Leave out the pictures. Return every record otherwise untouched.

RECORDS FOR PROCESSING:
=== Section Start ===
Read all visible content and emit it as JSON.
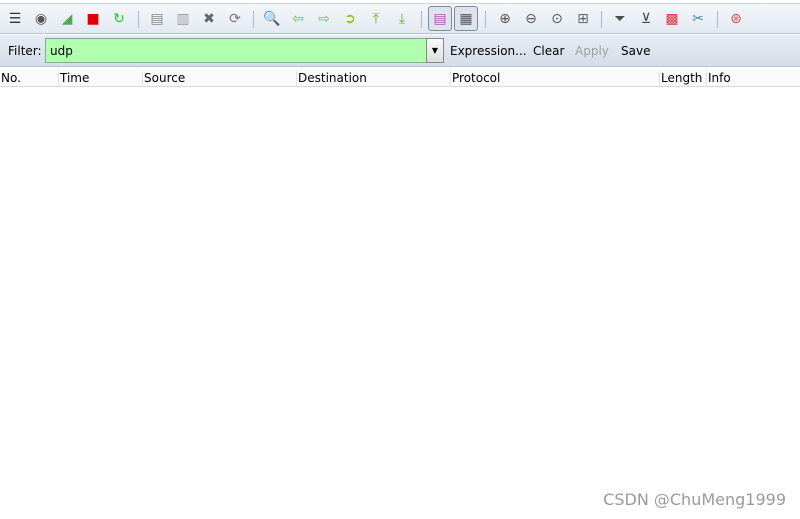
{
  "toolbar": {
    "buttons": [
      {
        "name": "interfaces-icon",
        "glyph": "☰",
        "color": "#333"
      },
      {
        "name": "capture-options-icon",
        "glyph": "◉",
        "color": "#555"
      },
      {
        "name": "start-capture-icon",
        "glyph": "◢",
        "color": "#5a5"
      },
      {
        "name": "stop-capture-icon",
        "glyph": "■",
        "color": "#e00000"
      },
      {
        "name": "restart-capture-icon",
        "glyph": "↻",
        "color": "#2c2"
      },
      {
        "name": "open-file-icon",
        "glyph": "▤",
        "color": "#888"
      },
      {
        "name": "save-file-icon",
        "glyph": "▥",
        "color": "#999"
      },
      {
        "name": "close-file-icon",
        "glyph": "✖",
        "color": "#666"
      },
      {
        "name": "reload-icon",
        "glyph": "⟳",
        "color": "#777"
      },
      {
        "name": "find-packet-icon",
        "glyph": "🔍",
        "color": "#666"
      },
      {
        "name": "go-back-icon",
        "glyph": "⇦",
        "color": "#6c2"
      },
      {
        "name": "go-forward-icon",
        "glyph": "⇨",
        "color": "#6c2"
      },
      {
        "name": "go-to-packet-icon",
        "glyph": "➲",
        "color": "#9b2"
      },
      {
        "name": "first-packet-icon",
        "glyph": "⤒",
        "color": "#5b1"
      },
      {
        "name": "last-packet-icon",
        "glyph": "⤓",
        "color": "#5b1"
      },
      {
        "name": "colorize-icon",
        "glyph": "▤",
        "color": "#a5a",
        "pressed": true
      },
      {
        "name": "auto-scroll-icon",
        "glyph": "▦",
        "color": "#555",
        "pressed": true
      },
      {
        "name": "zoom-in-icon",
        "glyph": "⊕",
        "color": "#555"
      },
      {
        "name": "zoom-out-icon",
        "glyph": "⊖",
        "color": "#555"
      },
      {
        "name": "zoom-normal-icon",
        "glyph": "⊙",
        "color": "#555"
      },
      {
        "name": "resize-columns-icon",
        "glyph": "⊞",
        "color": "#666"
      },
      {
        "name": "capture-filters-icon",
        "glyph": "⏷",
        "color": "#454"
      },
      {
        "name": "display-filters-icon",
        "glyph": "⊻",
        "color": "#444"
      },
      {
        "name": "coloring-rules-icon",
        "glyph": "▩",
        "color": "#d33"
      },
      {
        "name": "preferences-icon",
        "glyph": "✂",
        "color": "#48a"
      },
      {
        "name": "help-icon",
        "glyph": "⊛",
        "color": "#d44"
      }
    ]
  },
  "filter": {
    "label": "Filter:",
    "value": "udp",
    "bg_color": "#afffaf",
    "expression": "Expression...",
    "clear": "Clear",
    "apply": "Apply",
    "save": "Save"
  },
  "columns": [
    "No.",
    "Time",
    "Source",
    "Destination",
    "Protocol",
    "Length",
    "Info"
  ],
  "watermark": "CSDN @ChuMeng1999"
}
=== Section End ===
WRITTEN REPLY:
Read all visible content and emit it as JSON.
{
  "toolbar": {
    "buttons": [
      {
        "name": "interfaces-icon",
        "glyph": "☰",
        "color": "#333"
      },
      {
        "name": "capture-options-icon",
        "glyph": "◉",
        "color": "#555"
      },
      {
        "name": "start-capture-icon",
        "glyph": "◢",
        "color": "#5a5"
      },
      {
        "name": "stop-capture-icon",
        "glyph": "■",
        "color": "#e00000"
      },
      {
        "name": "restart-capture-icon",
        "glyph": "↻",
        "color": "#2c2"
      },
      {
        "name": "open-file-icon",
        "glyph": "▤",
        "color": "#888"
      },
      {
        "name": "save-file-icon",
        "glyph": "▥",
        "color": "#999"
      },
      {
        "name": "close-file-icon",
        "glyph": "✖",
        "color": "#666"
      },
      {
        "name": "reload-icon",
        "glyph": "⟳",
        "color": "#777"
      },
      {
        "name": "find-packet-icon",
        "glyph": "🔍",
        "color": "#666"
      },
      {
        "name": "go-back-icon",
        "glyph": "⇦",
        "color": "#6c2"
      },
      {
        "name": "go-forward-icon",
        "glyph": "⇨",
        "color": "#6c2"
      },
      {
        "name": "go-to-packet-icon",
        "glyph": "➲",
        "color": "#9b2"
      },
      {
        "name": "first-packet-icon",
        "glyph": "⤒",
        "color": "#5b1"
      },
      {
        "name": "last-packet-icon",
        "glyph": "⤓",
        "color": "#5b1"
      },
      {
        "name": "colorize-icon",
        "glyph": "▤",
        "color": "#a5a",
        "pressed": true
      },
      {
        "name": "auto-scroll-icon",
        "glyph": "▦",
        "color": "#555",
        "pressed": true
      },
      {
        "name": "zoom-in-icon",
        "glyph": "⊕",
        "color": "#555"
      },
      {
        "name": "zoom-out-icon",
        "glyph": "⊖",
        "color": "#555"
      },
      {
        "name": "zoom-normal-icon",
        "glyph": "⊙",
        "color": "#555"
      },
      {
        "name": "resize-columns-icon",
        "glyph": "⊞",
        "color": "#666"
      },
      {
        "name": "capture-filters-icon",
        "glyph": "⏷",
        "color": "#454"
      },
      {
        "name": "display-filters-icon",
        "glyph": "⊻",
        "color": "#444"
      },
      {
        "name": "coloring-rules-icon",
        "glyph": "▩",
        "color": "#d33"
      },
      {
        "name": "preferences-icon",
        "glyph": "✂",
        "color": "#48a"
      },
      {
        "name": "help-icon",
        "glyph": "⊛",
        "color": "#d44"
      }
    ]
  },
  "filter": {
    "label": "Filter:",
    "value": "udp",
    "bg_color": "#afffaf",
    "expression": "Expression...",
    "clear": "Clear",
    "apply": "Apply",
    "save": "Save"
  },
  "columns": [
    "No.",
    "Time",
    "Source",
    "Destination",
    "Protocol",
    "Length",
    "Info"
  ],
  "watermark": "CSDN @ChuMeng1999"
}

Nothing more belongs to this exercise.